(Information given)

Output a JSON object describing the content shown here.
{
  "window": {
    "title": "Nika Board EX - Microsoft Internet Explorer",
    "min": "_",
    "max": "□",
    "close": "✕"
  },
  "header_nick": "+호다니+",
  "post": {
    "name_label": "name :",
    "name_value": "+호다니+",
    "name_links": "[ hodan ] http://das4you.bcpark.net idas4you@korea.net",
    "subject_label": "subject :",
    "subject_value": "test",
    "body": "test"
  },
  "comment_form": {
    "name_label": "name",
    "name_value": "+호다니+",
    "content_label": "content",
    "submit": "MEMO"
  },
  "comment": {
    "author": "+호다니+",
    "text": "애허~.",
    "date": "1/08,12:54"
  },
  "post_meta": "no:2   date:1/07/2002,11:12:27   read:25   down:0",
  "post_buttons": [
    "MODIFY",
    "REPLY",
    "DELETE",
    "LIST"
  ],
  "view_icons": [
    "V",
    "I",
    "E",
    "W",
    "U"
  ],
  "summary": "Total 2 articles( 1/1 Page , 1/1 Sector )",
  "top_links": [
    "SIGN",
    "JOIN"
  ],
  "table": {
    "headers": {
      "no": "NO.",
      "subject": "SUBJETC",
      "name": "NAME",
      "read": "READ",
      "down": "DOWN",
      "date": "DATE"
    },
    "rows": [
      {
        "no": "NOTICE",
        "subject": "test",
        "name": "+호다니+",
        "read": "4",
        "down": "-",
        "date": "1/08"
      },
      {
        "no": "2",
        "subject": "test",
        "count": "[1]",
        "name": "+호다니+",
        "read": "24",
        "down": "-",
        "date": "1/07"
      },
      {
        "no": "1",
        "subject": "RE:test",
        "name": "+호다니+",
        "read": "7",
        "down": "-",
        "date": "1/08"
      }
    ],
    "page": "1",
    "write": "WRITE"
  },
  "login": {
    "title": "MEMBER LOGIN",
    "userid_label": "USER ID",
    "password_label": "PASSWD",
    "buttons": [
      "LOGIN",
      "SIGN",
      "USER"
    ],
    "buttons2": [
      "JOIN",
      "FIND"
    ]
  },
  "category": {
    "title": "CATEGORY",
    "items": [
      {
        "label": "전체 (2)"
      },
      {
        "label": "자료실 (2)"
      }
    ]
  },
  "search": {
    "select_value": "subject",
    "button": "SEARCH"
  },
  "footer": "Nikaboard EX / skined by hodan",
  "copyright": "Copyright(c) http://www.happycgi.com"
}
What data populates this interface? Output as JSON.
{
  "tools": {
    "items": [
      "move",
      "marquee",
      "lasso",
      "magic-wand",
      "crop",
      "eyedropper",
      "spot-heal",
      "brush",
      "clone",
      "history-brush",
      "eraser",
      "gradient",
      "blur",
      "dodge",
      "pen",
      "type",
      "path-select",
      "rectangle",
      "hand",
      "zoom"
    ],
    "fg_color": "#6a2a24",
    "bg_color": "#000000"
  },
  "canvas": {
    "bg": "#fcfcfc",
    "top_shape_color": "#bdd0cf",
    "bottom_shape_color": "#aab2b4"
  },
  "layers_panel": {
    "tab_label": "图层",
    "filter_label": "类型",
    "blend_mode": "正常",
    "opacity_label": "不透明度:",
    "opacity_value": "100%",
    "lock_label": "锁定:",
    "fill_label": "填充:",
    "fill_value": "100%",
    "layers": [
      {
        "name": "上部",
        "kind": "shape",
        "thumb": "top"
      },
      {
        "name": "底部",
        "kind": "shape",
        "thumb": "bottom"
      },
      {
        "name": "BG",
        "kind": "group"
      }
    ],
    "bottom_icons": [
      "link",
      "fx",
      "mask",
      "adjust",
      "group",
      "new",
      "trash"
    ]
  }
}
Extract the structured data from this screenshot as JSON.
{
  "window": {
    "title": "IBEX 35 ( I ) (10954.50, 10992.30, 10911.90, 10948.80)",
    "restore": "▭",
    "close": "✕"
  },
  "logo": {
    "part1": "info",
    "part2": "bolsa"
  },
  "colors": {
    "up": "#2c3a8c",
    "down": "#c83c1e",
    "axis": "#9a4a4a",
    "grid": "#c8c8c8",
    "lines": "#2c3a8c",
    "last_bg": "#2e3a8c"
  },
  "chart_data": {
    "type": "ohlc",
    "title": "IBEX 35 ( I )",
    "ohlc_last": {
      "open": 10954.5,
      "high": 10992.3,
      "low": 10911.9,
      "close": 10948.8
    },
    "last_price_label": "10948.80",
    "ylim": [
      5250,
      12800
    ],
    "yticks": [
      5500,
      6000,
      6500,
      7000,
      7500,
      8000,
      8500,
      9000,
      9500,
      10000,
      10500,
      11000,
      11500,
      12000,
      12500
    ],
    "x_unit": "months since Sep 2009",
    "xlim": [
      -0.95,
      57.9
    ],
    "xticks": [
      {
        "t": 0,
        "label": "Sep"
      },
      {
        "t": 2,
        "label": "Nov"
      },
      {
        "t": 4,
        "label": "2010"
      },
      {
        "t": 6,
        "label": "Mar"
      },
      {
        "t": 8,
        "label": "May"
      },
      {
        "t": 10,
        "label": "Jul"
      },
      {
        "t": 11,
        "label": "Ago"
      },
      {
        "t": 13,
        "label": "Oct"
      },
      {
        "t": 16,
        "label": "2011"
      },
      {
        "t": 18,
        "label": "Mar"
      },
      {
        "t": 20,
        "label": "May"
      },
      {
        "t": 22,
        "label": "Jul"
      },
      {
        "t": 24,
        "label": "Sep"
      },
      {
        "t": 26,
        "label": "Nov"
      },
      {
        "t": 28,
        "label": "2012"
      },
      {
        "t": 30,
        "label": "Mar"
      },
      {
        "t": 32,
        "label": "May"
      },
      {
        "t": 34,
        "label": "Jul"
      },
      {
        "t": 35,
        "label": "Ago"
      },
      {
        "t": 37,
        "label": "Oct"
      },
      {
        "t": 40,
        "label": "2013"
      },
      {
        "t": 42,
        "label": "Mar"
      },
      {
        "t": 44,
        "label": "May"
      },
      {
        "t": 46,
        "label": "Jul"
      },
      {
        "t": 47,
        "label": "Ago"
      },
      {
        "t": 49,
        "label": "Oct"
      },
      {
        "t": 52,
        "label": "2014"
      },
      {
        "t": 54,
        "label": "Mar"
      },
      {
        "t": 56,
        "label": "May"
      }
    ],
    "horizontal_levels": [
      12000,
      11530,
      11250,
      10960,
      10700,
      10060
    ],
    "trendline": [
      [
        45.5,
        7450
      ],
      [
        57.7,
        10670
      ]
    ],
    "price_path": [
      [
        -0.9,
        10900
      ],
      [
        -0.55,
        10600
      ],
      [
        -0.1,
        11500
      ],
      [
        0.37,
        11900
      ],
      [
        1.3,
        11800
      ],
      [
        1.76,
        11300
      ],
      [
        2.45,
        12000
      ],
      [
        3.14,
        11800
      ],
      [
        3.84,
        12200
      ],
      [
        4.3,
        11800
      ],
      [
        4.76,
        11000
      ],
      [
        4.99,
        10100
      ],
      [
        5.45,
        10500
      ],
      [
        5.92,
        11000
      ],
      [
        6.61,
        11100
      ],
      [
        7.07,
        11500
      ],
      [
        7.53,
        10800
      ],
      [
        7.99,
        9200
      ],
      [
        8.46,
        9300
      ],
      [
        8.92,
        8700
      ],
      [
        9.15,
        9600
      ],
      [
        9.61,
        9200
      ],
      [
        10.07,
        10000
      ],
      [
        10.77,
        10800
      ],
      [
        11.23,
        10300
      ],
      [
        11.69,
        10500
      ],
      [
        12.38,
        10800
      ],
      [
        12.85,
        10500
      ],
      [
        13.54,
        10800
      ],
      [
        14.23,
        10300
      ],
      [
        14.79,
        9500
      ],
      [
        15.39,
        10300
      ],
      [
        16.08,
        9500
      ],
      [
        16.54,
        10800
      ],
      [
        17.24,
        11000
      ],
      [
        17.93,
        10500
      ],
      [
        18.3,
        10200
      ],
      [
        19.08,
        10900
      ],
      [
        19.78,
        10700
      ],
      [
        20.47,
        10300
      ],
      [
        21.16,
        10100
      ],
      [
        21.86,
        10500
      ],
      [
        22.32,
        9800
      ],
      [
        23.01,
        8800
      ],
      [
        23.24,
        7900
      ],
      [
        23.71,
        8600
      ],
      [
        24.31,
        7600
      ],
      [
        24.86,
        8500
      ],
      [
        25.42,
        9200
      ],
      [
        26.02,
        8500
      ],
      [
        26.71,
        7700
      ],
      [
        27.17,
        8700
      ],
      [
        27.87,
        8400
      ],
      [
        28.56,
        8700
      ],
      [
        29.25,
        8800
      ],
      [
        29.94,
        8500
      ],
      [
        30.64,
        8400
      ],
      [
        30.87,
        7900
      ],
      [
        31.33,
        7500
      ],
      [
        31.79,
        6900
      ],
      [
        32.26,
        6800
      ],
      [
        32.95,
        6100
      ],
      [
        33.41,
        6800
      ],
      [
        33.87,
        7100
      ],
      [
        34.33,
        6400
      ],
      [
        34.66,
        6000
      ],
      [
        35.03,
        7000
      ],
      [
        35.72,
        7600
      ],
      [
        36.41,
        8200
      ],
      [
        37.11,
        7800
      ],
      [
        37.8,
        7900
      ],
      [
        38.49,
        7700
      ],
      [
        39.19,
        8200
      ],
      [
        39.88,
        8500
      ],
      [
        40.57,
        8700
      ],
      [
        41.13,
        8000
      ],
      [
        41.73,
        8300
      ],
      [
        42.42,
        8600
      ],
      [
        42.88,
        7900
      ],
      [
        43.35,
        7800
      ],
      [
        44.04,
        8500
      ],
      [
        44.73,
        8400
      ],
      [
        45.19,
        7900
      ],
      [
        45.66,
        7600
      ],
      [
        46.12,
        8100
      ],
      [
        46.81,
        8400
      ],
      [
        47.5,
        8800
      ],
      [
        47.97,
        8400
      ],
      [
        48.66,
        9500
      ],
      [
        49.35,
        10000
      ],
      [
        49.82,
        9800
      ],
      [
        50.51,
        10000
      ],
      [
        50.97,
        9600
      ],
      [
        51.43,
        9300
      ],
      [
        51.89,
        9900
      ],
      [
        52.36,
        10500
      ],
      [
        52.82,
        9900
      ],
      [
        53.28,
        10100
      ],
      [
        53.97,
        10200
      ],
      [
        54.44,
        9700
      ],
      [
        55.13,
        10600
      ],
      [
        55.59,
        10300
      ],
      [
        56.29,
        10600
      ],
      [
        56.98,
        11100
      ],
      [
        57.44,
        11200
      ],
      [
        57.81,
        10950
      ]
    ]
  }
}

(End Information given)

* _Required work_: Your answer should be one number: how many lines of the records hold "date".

* _Exercise result_: 6